__TASK OBJECTIVE__. Reproduce the material that follows, keeping every line exactly as it is.

=== DATA LISTING ===

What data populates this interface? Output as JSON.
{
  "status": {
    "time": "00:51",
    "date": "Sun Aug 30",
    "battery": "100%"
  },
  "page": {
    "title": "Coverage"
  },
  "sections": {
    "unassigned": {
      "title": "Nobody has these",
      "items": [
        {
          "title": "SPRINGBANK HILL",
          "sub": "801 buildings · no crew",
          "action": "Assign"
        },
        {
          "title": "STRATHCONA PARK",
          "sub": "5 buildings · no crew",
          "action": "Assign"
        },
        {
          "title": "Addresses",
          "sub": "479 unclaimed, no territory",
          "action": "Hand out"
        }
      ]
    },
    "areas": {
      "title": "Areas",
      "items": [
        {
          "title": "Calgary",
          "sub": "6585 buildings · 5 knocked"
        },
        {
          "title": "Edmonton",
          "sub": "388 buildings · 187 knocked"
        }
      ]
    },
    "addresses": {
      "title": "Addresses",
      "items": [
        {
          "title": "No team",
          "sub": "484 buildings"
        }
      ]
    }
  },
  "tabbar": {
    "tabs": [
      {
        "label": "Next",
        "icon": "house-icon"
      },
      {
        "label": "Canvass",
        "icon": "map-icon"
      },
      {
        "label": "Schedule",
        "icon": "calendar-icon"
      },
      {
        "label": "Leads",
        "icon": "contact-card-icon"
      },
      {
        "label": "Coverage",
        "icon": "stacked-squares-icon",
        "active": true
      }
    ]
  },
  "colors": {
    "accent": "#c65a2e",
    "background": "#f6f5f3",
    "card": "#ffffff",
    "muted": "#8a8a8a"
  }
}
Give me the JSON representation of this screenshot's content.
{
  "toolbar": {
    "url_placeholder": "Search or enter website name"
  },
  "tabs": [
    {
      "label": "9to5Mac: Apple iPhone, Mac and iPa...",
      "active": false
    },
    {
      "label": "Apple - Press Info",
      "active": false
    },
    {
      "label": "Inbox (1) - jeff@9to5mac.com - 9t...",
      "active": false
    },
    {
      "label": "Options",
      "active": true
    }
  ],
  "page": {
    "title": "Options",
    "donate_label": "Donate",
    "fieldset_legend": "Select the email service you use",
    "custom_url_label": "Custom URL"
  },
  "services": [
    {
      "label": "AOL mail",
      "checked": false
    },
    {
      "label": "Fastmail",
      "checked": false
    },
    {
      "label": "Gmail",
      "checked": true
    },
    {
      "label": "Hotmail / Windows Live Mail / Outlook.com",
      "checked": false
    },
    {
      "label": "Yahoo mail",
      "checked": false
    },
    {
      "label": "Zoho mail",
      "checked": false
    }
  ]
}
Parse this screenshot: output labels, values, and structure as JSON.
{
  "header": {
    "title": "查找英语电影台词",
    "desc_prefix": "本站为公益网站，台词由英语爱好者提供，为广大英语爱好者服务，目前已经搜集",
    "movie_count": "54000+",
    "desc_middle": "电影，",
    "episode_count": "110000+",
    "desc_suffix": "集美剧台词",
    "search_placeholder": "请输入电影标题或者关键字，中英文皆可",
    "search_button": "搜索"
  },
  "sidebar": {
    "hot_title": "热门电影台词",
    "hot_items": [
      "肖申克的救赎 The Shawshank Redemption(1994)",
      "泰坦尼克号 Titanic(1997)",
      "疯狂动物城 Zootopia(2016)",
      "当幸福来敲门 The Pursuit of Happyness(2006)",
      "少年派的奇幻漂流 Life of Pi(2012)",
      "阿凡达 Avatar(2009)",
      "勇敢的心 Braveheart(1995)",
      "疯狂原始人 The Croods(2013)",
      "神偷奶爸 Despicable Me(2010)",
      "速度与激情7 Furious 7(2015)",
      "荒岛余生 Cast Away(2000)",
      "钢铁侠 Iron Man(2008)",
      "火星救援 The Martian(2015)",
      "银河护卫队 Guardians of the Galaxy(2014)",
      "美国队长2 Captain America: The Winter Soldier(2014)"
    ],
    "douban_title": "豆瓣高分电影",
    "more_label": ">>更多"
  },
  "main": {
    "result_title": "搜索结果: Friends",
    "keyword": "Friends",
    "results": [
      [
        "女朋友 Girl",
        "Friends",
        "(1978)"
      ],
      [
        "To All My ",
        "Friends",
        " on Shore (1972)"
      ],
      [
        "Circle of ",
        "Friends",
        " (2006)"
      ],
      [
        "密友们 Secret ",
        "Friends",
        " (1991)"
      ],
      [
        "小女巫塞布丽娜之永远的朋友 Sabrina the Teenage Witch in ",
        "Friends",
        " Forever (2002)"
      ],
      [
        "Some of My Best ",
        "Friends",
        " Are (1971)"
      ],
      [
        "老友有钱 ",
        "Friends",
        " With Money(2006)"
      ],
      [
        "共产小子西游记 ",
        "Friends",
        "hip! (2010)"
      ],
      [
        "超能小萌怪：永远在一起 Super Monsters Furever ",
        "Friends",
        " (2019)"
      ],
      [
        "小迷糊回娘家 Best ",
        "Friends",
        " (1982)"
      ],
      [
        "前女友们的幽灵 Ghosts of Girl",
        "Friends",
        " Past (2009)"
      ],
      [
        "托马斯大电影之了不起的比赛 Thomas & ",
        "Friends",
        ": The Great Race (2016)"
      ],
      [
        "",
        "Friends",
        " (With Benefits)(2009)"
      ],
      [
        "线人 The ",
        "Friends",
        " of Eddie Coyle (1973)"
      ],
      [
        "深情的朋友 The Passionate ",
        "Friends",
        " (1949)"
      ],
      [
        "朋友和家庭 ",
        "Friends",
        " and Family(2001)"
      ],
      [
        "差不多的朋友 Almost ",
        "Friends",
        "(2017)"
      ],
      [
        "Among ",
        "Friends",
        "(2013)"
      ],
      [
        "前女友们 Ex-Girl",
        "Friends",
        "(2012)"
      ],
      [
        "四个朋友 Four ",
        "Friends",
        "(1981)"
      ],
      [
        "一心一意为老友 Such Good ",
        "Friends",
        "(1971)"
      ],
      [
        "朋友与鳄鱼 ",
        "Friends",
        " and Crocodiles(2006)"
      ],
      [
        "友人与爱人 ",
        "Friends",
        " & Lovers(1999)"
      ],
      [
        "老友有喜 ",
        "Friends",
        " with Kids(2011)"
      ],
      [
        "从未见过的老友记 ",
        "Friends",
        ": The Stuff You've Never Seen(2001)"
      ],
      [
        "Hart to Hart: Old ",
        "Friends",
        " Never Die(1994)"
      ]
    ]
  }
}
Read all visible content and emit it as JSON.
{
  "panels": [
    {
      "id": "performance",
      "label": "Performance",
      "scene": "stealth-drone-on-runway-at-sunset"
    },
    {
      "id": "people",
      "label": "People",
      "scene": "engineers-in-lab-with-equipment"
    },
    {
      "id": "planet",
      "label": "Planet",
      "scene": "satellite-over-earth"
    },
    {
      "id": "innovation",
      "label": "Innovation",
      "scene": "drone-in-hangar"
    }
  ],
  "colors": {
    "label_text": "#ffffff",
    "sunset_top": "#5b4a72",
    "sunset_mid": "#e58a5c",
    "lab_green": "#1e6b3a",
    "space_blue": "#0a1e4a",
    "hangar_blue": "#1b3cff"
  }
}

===

__RESULT__.
What data populates this interface? Output as JSON.
{
  "status": {
    "time": "00:51",
    "date": "Sun Aug 30",
    "battery": "100%"
  },
  "page": {
    "title": "Coverage"
  },
  "sections": {
    "unassigned": {
      "title": "Nobody has these",
      "items": [
        {
          "title": "SPRINGBANK HILL",
          "sub": "801 buildings · no crew",
          "action": "Assign"
        },
        {
          "title": "STRATHCONA PARK",
          "sub": "5 buildings · no crew",
          "action": "Assign"
        },
        {
          "title": "Addresses",
          "sub": "479 unclaimed, no territory",
          "action": "Hand out"
        }
      ]
    },
    "areas": {
      "title": "Areas",
      "items": [
        {
          "title": "Calgary",
          "sub": "6585 buildings · 5 knocked"
        },
        {
          "title": "Edmonton",
          "sub": "388 buildings · 187 knocked"
        }
      ]
    },
    "addresses": {
      "title": "Addresses",
      "items": [
        {
          "title": "No team",
          "sub": "484 buildings"
        }
      ]
    }
  },
  "tabbar": {
    "tabs": [
      {
        "label": "Next",
        "icon": "house-icon"
      },
      {
        "label": "Canvass",
        "icon": "map-icon"
      },
      {
        "label": "Schedule",
        "icon": "calendar-icon"
      },
      {
        "label": "Leads",
        "icon": "contact-card-icon"
      },
      {
        "label": "Coverage",
        "icon": "stacked-squares-icon",
        "active": true
      }
    ]
  },
  "colors": {
    "accent": "#c65a2e",
    "background": "#f6f5f3",
    "card": "#ffffff",
    "muted": "#8a8a8a"
  }
}
Give me the JSON representation of this screenshot's content.
{
  "toolbar": {
    "url_placeholder": "Search or enter website name"
  },
  "tabs": [
    {
      "label": "9to5Mac: Apple iPhone, Mac and iPa...",
      "active": false
    },
    {
      "label": "Apple - Press Info",
      "active": false
    },
    {
      "label": "Inbox (1) - jeff@9to5mac.com - 9t...",
      "active": false
    },
    {
      "label": "Options",
      "active": true
    }
  ],
  "page": {
    "title": "Options",
    "donate_label": "Donate",
    "fieldset_legend": "Select the email service you use",
    "custom_url_label": "Custom URL"
  },
  "services": [
    {
      "label": "AOL mail",
      "checked": false
    },
    {
      "label": "Fastmail",
      "checked": false
    },
    {
      "label": "Gmail",
      "checked": true
    },
    {
      "label": "Hotmail / Windows Live Mail / Outlook.com",
      "checked": false
    },
    {
      "label": "Yahoo mail",
      "checked": false
    },
    {
      "label": "Zoho mail",
      "checked": false
    }
  ]
}
Parse this screenshot: output labels, values, and structure as JSON.
{
  "header": {
    "title": "查找英语电影台词",
    "desc_prefix": "本站为公益网站，台词由英语爱好者提供，为广大英语爱好者服务，目前已经搜集",
    "movie_count": "54000+",
    "desc_middle": "电影，",
    "episode_count": "110000+",
    "desc_suffix": "集美剧台词",
    "search_placeholder": "请输入电影标题或者关键字，中英文皆可",
    "search_button": "搜索"
  },
  "sidebar": {
    "hot_title": "热门电影台词",
    "hot_items": [
      "肖申克的救赎 The Shawshank Redemption(1994)",
      "泰坦尼克号 Titanic(1997)",
      "疯狂动物城 Zootopia(2016)",
      "当幸福来敲门 The Pursuit of Happyness(2006)",
      "少年派的奇幻漂流 Life of Pi(2012)",
      "阿凡达 Avatar(2009)",
      "勇敢的心 Braveheart(1995)",
      "疯狂原始人 The Croods(2013)",
      "神偷奶爸 Despicable Me(2010)",
      "速度与激情7 Furious 7(2015)",
      "荒岛余生 Cast Away(2000)",
      "钢铁侠 Iron Man(2008)",
      "火星救援 The Martian(2015)",
      "银河护卫队 Guardians of the Galaxy(2014)",
      "美国队长2 Captain America: The Winter Soldier(2014)"
    ],
    "douban_title": "豆瓣高分电影",
    "more_label": ">>更多"
  },
  "main": {
    "result_title": "搜索结果: Friends",
    "keyword": "Friends",
    "results": [
      [
        "女朋友 Girl",
        "Friends",
        "(1978)"
      ],
      [
        "To All My ",
        "Friends",
        " on Shore (1972)"
      ],
      [
        "Circle of ",
        "Friends",
        " (2006)"
      ],
      [
        "密友们 Secret ",
        "Friends",
        " (1991)"
      ],
      [
        "小女巫塞布丽娜之永远的朋友 Sabrina the Teenage Witch in ",
        "Friends",
        " Forever (2002)"
      ],
      [
        "Some of My Best ",
        "Friends",
        " Are (1971)"
      ],
      [
        "老友有钱 ",
        "Friends",
        " With Money(2006)"
      ],
      [
        "共产小子西游记 ",
        "Friends",
        "hip! (2010)"
      ],
      [
        "超能小萌怪：永远在一起 Super Monsters Furever ",
        "Friends",
        " (2019)"
      ],
      [
        "小迷糊回娘家 Best ",
        "Friends",
        " (1982)"
      ],
      [
        "前女友们的幽灵 Ghosts of Girl",
        "Friends",
        " Past (2009)"
      ],
      [
        "托马斯大电影之了不起的比赛 Thomas & ",
        "Friends",
        ": The Great Race (2016)"
      ],
      [
        "",
        "Friends",
        " (With Benefits)(2009)"
      ],
      [
        "线人 The ",
        "Friends",
        " of Eddie Coyle (1973)"
      ],
      [
        "深情的朋友 The Passionate ",
        "Friends",
        " (1949)"
      ],
      [
        "朋友和家庭 ",
        "Friends",
        " and Family(2001)"
      ],
      [
        "差不多的朋友 Almost ",
        "Friends",
        "(2017)"
      ],
      [
        "Among ",
        "Friends",
        "(2013)"
      ],
      [
        "前女友们 Ex-Girl",
        "Friends",
        "(2012)"
      ],
      [
        "四个朋友 Four ",
        "Friends",
        "(1981)"
      ],
      [
        "一心一意为老友 Such Good ",
        "Friends",
        "(1971)"
      ],
      [
        "朋友与鳄鱼 ",
        "Friends",
        " and Crocodiles(2006)"
      ],
      [
        "友人与爱人 ",
        "Friends",
        " & Lovers(1999)"
      ],
      [
        "老友有喜 ",
        "Friends",
        " with Kids(2011)"
      ],
      [
        "从未见过的老友记 ",
        "Friends",
        ": The Stuff You've Never Seen(2001)"
      ],
      [
        "Hart to Hart: Old ",
        "Friends",
        " Never Die(1994)"
      ]
    ]
  }
}
Read all visible content and emit it as JSON.
{
  "panels": [
    {
      "id": "performance",
      "label": "Performance",
      "scene": "stealth-drone-on-runway-at-sunset"
    },
    {
      "id": "people",
      "label": "People",
      "scene": "engineers-in-lab-with-equipment"
    },
    {
      "id": "planet",
      "label": "Planet",
      "scene": "satellite-over-earth"
    },
    {
      "id": "innovation",
      "label": "Innovation",
      "scene": "drone-in-hangar"
    }
  ],
  "colors": {
    "label_text": "#ffffff",
    "sunset_top": "#5b4a72",
    "sunset_mid": "#e58a5c",
    "lab_green": "#1e6b3a",
    "space_blue": "#0a1e4a",
    "hangar_blue": "#1b3cff"
  }
}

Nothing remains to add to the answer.